It's 'The Passionate Quilter' by Michele Walker, with wonderful photos by Sandra Lousada.
The book features various patchworkers and quilters, both traditional and modern in their techniques. It's a book I love to leaf through, and inspires me to rummage through the fabric stash and break out the needle and thread. It was also the first time I came across Deirdre Amsden's subtle and stunning 'watercolour' quilts. Love 'em and only wish I could produce something even a 1/10th as good.
Why I'm posting about the book now is that I googled one of the quilters featured, an actress named Lucinda Gane. I loved the description of her hand sewing patchwork during down time on acting jobs, or constructing quilts in her tiny front room, barely big enough to spread out a double bed sized quilt. Sadly she's no longer with us, neither is her husband who's mentioned as helping to produce his wife's quilt patterns.
A few of the older people featured in the book may also have gone to meet their maker (it was published in 1990). But there they are, still in the photographs and interviews. So in a way they live on, frozen in that moment in time. Selecting their fabric, threading the needle, pushing it through the layers of fabric. I'm sure their quilts live on too, perhaps on a family member's bed or given to friends.
Patchwork often contains memories for us as makers. The dress wore that summer, faded, cut up to make backing material. The tweedy material from a man's jacket, 'upcycled' into a warm winter quilt. I like to think those memories remain in the quilt somehow, even after it's changed hands or the maker's no longer around. Some buildings have a sense of place, a feeling of sorrow or joy about them.

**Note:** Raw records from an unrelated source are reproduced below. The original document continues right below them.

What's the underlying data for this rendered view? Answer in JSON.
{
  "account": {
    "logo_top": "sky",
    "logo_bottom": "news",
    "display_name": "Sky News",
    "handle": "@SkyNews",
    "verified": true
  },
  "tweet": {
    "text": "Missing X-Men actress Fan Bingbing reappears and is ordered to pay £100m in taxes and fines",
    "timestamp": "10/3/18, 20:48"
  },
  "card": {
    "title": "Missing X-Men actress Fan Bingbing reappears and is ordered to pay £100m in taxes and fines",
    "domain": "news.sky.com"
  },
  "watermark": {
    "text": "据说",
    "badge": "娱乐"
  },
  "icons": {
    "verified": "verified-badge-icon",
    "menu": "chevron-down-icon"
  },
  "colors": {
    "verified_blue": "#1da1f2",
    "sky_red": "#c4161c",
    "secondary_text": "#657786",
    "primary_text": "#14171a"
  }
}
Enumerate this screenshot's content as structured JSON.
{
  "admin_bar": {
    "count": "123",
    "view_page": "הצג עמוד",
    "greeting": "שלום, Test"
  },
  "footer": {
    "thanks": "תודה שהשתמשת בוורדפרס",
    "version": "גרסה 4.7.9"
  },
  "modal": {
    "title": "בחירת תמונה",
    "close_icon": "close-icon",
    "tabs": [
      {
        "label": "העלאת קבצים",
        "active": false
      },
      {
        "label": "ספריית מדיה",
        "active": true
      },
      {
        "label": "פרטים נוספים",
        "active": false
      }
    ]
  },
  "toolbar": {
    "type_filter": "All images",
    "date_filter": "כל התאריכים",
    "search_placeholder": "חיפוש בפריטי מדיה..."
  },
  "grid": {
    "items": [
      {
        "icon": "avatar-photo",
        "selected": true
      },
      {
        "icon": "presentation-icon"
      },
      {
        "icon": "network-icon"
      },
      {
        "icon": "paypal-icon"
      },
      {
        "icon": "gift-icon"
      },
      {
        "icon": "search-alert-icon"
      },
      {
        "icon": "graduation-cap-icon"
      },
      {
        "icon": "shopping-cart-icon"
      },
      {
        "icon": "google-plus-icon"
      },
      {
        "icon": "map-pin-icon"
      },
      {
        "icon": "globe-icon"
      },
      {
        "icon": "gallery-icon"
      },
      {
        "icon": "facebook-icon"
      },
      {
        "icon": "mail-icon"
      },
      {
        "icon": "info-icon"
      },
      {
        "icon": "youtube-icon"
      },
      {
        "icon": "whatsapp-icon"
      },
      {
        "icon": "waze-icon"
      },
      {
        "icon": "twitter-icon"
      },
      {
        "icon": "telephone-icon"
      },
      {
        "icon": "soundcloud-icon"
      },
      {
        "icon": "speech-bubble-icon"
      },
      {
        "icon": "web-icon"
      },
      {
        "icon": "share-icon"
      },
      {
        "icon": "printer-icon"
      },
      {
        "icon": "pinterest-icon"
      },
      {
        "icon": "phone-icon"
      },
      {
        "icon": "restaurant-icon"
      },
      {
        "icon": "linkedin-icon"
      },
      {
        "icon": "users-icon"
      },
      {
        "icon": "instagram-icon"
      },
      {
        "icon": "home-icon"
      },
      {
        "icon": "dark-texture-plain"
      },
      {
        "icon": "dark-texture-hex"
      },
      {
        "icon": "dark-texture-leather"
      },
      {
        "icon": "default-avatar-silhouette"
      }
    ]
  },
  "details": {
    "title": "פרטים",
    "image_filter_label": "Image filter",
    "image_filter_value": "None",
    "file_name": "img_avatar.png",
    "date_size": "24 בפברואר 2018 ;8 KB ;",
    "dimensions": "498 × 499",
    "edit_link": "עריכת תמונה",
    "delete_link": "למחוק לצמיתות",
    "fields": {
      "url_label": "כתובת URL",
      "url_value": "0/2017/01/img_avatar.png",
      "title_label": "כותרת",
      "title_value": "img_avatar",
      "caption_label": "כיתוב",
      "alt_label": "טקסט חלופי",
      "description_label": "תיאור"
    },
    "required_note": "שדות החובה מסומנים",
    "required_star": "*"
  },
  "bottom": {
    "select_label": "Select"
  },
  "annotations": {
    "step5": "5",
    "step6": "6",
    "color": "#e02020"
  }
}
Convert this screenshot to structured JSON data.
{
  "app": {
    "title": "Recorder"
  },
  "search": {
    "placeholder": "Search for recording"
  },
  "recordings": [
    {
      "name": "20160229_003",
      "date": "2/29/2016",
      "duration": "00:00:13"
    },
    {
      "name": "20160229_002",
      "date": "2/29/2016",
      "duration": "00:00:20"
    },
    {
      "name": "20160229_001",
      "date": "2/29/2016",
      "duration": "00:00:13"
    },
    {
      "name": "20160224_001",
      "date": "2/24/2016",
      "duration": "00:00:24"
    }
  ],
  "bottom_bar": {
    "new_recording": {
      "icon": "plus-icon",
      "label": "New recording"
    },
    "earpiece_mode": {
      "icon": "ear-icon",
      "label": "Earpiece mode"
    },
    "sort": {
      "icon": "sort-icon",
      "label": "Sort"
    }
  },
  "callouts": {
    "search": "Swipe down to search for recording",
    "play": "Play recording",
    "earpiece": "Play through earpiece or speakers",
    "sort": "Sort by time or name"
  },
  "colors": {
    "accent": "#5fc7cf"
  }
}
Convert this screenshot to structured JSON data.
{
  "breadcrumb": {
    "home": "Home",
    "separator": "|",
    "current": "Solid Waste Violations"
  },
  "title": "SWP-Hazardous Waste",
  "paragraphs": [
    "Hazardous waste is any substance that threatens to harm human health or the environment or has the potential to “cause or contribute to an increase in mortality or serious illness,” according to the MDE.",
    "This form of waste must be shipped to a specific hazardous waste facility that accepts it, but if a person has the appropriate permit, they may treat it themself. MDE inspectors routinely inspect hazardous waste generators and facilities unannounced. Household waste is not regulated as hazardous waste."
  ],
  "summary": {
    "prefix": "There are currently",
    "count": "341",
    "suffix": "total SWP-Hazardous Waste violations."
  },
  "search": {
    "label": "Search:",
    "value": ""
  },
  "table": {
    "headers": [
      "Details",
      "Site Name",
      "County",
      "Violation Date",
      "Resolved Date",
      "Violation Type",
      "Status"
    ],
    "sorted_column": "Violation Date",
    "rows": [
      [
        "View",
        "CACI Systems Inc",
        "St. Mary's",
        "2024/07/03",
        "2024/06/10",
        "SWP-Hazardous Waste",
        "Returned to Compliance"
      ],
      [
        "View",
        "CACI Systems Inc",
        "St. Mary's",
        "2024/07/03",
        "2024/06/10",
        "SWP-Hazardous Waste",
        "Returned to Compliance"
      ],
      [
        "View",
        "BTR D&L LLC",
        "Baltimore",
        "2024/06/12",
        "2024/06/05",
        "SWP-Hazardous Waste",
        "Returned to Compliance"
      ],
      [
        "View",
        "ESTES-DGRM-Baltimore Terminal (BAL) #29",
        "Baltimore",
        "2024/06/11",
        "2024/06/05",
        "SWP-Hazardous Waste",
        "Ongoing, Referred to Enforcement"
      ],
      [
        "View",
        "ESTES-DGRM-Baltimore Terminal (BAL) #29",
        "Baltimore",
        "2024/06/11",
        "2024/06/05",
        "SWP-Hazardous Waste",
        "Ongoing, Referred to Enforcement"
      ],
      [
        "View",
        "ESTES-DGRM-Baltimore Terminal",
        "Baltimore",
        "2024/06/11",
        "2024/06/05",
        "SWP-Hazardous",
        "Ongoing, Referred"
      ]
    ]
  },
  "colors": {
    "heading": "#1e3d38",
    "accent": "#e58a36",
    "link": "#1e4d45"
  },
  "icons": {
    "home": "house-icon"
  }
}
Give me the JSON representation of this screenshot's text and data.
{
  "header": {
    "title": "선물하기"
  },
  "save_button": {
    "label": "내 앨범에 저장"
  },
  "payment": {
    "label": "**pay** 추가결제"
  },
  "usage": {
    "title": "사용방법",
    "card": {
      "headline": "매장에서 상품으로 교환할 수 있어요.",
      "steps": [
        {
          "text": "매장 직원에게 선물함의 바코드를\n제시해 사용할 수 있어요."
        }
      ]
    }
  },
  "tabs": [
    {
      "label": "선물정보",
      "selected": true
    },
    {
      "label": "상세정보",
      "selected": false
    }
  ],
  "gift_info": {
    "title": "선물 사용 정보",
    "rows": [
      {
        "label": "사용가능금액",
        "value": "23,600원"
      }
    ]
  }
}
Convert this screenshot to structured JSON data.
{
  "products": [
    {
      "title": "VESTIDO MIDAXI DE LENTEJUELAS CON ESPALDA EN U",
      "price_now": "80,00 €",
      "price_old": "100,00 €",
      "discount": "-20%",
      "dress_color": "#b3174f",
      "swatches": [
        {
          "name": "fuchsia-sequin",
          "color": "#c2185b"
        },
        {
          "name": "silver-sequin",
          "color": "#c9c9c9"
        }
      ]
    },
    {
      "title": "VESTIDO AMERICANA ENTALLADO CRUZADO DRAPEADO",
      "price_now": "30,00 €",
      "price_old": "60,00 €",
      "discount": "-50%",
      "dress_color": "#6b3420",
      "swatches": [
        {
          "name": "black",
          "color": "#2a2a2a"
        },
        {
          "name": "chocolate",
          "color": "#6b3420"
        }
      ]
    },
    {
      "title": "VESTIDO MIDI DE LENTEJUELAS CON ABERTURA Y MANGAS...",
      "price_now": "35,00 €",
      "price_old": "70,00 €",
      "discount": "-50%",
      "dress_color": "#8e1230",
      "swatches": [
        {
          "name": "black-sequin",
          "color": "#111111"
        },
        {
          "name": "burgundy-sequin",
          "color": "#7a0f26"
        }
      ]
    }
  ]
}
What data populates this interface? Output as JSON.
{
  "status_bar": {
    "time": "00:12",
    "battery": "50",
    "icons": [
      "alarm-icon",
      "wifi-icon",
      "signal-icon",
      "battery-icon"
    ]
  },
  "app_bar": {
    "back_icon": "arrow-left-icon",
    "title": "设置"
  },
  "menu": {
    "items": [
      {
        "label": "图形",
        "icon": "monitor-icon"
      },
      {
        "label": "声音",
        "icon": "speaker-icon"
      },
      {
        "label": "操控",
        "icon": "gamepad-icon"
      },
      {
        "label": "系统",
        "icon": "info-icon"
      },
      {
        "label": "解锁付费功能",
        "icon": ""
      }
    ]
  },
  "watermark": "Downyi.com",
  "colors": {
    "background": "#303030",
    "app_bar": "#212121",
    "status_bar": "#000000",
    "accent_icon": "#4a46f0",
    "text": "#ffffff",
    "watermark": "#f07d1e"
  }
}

Perhaps quilts have something of that too. A spirit of their maker and of the cloth. Is that possible? What do you think?